→ **Task instructions**:
Please quote only the lines that start at the one with "What data populates" and go on to the last line of the data, both ends kept.

(App and web page records)
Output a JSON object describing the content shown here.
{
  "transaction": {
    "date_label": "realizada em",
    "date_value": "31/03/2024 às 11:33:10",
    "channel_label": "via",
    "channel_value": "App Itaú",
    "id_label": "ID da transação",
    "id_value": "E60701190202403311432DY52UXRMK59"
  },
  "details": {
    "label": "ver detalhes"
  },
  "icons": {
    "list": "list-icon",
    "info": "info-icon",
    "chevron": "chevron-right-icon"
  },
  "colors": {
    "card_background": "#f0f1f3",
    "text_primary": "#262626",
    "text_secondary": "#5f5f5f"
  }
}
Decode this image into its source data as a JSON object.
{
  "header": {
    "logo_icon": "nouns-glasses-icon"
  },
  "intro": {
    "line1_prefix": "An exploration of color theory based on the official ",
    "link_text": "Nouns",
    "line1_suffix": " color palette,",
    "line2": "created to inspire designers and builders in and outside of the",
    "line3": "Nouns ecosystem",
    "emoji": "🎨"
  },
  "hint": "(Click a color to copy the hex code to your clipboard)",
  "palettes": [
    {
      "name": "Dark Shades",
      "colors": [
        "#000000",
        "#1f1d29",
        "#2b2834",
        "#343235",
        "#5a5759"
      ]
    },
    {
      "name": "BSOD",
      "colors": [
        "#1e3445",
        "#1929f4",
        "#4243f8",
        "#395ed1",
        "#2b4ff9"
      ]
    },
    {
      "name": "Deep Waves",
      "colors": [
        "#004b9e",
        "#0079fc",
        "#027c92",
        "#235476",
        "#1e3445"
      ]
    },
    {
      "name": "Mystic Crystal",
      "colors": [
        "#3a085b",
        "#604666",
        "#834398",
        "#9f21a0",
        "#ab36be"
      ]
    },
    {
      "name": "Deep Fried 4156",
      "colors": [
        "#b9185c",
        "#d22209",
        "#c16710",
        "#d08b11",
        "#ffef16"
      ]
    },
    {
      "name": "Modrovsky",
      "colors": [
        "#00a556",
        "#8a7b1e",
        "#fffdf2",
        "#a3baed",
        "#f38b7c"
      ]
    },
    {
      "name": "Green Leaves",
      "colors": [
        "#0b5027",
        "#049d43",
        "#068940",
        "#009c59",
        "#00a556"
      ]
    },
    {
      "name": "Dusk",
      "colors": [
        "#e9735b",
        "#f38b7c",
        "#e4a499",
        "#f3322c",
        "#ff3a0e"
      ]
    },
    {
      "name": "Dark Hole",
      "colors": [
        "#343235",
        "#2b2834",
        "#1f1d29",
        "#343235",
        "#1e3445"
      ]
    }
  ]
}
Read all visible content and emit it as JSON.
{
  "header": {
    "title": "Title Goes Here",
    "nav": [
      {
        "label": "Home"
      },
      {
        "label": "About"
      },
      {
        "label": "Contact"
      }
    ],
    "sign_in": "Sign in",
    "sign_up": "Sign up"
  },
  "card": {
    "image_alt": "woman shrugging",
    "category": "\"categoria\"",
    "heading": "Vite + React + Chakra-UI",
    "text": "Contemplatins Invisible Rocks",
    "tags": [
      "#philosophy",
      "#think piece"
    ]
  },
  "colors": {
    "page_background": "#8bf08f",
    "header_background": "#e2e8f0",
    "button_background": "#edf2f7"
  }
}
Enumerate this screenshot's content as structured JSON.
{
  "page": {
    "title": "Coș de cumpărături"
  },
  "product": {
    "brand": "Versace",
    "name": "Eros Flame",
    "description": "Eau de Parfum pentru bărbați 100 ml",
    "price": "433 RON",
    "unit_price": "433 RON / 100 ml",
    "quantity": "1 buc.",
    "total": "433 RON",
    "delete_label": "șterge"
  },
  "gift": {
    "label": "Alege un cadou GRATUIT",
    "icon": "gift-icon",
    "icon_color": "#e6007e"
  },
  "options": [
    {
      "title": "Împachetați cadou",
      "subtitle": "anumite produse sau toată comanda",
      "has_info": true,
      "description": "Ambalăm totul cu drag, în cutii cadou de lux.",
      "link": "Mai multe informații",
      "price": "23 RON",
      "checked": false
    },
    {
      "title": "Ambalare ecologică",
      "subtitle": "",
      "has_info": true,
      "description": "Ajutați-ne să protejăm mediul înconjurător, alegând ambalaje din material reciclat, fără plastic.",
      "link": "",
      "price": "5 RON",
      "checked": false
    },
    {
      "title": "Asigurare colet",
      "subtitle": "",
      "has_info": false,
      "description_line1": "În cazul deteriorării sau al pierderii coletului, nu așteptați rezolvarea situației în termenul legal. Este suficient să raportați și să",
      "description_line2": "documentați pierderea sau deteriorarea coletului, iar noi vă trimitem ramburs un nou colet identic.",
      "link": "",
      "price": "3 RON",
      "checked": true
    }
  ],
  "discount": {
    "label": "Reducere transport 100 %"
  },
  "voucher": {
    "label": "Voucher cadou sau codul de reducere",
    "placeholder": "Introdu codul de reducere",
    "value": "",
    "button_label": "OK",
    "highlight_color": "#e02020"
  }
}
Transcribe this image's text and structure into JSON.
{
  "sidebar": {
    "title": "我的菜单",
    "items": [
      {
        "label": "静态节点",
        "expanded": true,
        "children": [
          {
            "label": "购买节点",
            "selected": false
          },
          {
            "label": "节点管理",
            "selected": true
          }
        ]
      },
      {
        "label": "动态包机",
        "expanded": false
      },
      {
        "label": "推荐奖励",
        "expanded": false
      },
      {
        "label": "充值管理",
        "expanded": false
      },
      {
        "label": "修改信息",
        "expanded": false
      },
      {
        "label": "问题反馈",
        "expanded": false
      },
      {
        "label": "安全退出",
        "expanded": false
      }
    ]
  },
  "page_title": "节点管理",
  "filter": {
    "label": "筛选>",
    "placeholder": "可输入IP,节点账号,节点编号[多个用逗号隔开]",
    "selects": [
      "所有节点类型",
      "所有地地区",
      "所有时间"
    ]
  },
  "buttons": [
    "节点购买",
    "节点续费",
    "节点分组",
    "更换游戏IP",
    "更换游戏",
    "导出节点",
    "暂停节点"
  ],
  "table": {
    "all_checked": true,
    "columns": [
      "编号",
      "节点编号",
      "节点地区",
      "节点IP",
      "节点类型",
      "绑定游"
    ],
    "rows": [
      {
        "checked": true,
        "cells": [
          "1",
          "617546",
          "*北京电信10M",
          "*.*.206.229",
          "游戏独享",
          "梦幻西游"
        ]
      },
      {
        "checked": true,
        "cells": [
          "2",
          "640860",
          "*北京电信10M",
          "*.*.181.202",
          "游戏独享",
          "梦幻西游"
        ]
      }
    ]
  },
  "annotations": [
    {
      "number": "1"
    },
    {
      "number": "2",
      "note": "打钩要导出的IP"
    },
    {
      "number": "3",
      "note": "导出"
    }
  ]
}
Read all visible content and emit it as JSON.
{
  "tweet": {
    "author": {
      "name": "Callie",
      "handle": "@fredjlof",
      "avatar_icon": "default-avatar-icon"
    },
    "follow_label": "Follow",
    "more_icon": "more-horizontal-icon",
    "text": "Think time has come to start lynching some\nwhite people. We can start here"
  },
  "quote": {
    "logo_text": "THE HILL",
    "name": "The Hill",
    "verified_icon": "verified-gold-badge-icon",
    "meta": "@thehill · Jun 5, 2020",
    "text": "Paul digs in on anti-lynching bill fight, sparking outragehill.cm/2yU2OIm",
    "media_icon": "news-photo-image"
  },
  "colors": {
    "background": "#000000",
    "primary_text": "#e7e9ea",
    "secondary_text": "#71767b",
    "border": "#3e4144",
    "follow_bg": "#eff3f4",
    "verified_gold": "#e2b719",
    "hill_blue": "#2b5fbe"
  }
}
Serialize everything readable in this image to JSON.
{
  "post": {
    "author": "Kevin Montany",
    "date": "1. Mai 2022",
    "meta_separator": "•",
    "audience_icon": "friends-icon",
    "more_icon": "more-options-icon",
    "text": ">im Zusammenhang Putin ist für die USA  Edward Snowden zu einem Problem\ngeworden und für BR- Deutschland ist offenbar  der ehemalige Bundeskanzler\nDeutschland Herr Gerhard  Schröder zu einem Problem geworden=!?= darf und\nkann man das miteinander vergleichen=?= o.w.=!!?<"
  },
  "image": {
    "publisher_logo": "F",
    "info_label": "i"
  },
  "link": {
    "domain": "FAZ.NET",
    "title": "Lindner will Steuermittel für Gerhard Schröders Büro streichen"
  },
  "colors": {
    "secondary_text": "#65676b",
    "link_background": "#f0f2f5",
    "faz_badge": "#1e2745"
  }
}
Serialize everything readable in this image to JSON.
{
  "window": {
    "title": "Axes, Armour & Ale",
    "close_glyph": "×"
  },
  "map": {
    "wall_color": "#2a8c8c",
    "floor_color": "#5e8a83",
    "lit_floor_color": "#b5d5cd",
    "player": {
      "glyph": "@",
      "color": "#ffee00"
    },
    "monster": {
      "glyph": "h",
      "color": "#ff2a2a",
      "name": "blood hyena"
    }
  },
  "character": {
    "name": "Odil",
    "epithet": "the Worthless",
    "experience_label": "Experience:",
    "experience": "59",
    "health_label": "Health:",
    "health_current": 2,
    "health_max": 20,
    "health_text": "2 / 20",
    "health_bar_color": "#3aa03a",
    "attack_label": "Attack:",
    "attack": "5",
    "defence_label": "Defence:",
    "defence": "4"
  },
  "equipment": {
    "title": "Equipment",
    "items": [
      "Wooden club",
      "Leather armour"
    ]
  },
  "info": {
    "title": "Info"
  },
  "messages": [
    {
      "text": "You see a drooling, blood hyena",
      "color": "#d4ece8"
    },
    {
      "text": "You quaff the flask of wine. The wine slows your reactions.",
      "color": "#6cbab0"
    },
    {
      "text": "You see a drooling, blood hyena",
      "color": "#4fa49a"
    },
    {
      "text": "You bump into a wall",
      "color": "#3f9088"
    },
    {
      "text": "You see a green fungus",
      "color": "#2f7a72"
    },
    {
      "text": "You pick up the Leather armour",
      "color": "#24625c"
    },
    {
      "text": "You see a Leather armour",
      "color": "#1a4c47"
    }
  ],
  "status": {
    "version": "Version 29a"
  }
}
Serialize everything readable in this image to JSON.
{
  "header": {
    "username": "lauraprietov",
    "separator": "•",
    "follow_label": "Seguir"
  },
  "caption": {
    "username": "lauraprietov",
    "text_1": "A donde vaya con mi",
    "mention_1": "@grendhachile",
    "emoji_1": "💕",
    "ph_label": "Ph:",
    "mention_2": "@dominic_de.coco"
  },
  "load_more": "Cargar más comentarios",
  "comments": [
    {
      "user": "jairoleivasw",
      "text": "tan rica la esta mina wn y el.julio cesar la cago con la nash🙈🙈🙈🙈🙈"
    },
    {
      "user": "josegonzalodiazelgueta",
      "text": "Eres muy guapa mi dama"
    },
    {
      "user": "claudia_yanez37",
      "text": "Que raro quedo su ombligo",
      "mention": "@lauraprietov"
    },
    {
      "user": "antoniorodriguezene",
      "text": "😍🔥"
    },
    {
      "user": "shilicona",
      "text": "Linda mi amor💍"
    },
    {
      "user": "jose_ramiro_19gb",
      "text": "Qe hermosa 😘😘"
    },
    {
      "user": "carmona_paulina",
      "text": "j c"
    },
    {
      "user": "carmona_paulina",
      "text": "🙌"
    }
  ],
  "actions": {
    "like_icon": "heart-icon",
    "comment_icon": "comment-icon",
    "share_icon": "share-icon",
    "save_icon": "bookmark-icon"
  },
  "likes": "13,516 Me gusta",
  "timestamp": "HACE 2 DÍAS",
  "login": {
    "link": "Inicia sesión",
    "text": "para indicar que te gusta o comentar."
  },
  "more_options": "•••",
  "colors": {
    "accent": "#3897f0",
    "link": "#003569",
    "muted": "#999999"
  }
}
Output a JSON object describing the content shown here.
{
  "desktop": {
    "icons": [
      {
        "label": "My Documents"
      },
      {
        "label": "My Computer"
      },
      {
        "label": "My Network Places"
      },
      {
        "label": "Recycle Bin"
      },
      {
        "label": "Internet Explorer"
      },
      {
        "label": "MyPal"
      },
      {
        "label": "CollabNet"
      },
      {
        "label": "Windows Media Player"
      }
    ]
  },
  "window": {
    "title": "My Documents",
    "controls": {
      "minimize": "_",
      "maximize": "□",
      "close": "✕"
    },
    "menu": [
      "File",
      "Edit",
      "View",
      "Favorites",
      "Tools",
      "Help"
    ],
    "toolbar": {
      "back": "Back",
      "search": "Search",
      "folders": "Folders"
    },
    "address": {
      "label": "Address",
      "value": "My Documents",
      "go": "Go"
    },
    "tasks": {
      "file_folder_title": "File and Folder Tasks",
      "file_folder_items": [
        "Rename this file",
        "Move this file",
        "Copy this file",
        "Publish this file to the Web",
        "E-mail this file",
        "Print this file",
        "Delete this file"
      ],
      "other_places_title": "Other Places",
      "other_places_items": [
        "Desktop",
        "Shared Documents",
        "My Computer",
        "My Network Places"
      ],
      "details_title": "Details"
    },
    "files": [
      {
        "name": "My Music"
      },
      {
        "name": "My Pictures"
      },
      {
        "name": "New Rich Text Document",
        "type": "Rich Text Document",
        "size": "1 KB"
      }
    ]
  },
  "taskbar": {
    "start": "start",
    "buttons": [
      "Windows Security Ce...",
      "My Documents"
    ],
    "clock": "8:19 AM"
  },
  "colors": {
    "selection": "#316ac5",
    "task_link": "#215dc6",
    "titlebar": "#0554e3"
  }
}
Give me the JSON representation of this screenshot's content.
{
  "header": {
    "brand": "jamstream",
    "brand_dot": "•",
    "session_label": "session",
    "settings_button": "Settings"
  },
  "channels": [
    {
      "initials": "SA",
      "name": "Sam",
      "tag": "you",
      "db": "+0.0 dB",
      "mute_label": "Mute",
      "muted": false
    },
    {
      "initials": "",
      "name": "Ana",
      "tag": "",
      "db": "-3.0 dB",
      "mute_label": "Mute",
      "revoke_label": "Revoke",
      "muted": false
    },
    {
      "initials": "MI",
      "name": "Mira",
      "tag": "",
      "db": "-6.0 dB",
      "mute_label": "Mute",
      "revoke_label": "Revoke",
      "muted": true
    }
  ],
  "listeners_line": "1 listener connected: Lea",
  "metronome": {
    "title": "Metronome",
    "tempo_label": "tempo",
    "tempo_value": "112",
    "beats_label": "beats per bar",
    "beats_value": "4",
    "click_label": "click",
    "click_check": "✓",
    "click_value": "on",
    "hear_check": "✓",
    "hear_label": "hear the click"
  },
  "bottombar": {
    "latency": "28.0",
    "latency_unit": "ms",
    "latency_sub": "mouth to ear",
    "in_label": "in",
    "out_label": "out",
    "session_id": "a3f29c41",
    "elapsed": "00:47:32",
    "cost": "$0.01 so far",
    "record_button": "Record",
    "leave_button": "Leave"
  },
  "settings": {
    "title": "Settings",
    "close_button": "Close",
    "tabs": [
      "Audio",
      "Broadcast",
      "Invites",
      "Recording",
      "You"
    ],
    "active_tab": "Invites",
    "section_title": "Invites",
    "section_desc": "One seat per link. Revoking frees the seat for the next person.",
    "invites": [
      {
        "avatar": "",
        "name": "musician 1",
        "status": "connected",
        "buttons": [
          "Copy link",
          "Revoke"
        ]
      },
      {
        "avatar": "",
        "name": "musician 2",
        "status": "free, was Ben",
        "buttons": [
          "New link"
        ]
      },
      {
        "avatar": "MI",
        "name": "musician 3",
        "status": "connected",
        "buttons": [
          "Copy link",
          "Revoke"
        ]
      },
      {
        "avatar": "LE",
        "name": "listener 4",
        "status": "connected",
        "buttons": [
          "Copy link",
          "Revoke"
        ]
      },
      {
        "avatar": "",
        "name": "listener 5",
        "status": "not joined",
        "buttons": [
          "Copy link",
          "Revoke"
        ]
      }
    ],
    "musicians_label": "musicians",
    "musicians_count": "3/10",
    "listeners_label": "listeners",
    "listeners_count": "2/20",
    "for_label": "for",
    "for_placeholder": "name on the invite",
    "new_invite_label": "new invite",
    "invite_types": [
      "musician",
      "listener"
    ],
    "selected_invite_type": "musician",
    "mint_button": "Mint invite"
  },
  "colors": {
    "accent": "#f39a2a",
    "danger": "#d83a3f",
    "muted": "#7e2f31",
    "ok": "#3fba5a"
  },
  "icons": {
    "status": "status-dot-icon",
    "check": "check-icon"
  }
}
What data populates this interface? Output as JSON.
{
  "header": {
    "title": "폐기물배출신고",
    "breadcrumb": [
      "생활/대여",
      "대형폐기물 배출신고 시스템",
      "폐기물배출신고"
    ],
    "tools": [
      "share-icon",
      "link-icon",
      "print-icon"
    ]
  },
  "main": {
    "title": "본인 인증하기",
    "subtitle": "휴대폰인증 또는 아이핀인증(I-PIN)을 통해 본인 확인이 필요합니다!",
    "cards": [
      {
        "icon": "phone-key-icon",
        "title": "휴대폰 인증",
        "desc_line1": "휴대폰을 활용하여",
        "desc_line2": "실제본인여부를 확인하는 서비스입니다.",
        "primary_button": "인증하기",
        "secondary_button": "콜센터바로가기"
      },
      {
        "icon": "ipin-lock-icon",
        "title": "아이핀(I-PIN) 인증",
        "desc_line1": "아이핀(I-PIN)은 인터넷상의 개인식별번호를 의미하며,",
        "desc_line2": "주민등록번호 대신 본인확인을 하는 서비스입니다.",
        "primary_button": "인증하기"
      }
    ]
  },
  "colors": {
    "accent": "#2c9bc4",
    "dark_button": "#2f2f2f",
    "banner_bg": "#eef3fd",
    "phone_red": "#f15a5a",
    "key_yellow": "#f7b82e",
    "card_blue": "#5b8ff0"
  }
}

→ **Output below**:
What data populates this interface? Output as JSON.
{
  "header": {
    "title": "폐기물배출신고",
    "breadcrumb": [
      "생활/대여",
      "대형폐기물 배출신고 시스템",
      "폐기물배출신고"
    ],
    "tools": [
      "share-icon",
      "link-icon",
      "print-icon"
    ]
  },
  "main": {
    "title": "본인 인증하기",
    "subtitle": "휴대폰인증 또는 아이핀인증(I-PIN)을 통해 본인 확인이 필요합니다!",
    "cards": [
      {
        "icon": "phone-key-icon",
        "title": "휴대폰 인증",
        "desc_line1": "휴대폰을 활용하여",
        "desc_line2": "실제본인여부를 확인하는 서비스입니다.",
        "primary_button": "인증하기",
        "secondary_button": "콜센터바로가기"
      },
      {
        "icon": "ipin-lock-icon",
        "title": "아이핀(I-PIN) 인증",
        "desc_line1": "아이핀(I-PIN)은 인터넷상의 개인식별번호를 의미하며,",
        "desc_line2": "주민등록번호 대신 본인확인을 하는 서비스입니다.",
        "primary_button": "인증하기"
      }
    ]
  },
  "colors": {
    "accent": "#2c9bc4",
    "dark_button": "#2f2f2f",
    "banner_bg": "#eef3fd",
    "phone_red": "#f15a5a",
    "key_yellow": "#f7b82e",
    "card_blue": "#5b8ff0"
  }
}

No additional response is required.